__WORK TO BE COMPLETED__. Collect every line in the records below that contains the word "mozzarella".

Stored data
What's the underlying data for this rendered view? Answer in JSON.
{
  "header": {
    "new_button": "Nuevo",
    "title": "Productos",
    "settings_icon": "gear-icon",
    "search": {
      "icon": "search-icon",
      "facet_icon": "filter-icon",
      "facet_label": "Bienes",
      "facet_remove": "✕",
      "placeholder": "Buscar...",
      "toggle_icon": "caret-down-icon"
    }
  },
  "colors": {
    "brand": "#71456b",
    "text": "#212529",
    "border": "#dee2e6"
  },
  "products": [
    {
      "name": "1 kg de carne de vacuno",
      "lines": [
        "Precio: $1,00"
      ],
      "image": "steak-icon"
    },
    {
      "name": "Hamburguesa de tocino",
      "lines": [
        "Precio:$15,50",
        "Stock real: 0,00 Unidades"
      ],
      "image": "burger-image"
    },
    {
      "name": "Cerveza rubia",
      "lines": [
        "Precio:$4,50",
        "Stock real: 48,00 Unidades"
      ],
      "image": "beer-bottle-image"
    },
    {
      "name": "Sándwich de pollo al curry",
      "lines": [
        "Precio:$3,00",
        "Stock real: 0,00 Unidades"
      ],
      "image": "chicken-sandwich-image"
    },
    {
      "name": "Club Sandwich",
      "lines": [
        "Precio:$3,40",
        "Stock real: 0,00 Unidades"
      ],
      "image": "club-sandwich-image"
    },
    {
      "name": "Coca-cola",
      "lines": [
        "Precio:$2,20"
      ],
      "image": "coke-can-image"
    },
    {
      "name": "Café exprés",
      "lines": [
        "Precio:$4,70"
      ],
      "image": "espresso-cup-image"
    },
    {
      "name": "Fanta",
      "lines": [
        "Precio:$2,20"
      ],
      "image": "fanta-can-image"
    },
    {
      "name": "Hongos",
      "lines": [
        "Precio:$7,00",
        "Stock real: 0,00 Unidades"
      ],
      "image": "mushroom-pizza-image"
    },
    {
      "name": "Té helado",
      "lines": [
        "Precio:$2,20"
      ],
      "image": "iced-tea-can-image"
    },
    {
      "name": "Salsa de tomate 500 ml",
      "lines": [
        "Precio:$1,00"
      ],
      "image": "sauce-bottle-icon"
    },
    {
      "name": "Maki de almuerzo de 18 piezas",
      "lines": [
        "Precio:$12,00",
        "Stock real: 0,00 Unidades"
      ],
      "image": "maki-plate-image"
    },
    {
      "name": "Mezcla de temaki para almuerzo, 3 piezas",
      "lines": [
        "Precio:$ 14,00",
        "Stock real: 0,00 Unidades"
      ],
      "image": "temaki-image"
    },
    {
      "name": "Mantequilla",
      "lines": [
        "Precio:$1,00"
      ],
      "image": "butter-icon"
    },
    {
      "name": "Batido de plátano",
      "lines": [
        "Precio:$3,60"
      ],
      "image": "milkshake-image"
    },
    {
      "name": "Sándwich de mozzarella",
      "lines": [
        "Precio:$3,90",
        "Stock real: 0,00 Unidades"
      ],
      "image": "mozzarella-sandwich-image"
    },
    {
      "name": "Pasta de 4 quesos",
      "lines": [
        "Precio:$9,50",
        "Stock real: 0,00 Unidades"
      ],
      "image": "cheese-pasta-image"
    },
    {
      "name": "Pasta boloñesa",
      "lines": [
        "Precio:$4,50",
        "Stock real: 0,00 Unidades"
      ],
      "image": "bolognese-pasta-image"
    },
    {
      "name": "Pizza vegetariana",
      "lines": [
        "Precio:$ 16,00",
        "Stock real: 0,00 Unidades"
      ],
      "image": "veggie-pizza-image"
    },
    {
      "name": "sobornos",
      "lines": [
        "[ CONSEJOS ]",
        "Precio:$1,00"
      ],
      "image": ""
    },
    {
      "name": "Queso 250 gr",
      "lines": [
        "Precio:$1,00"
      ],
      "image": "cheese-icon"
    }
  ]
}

__RESPONSE TO THE EXERCISE__.
      "name": "Sándwich de mozzarella",
      "image": "mozzarella-sandwich-image"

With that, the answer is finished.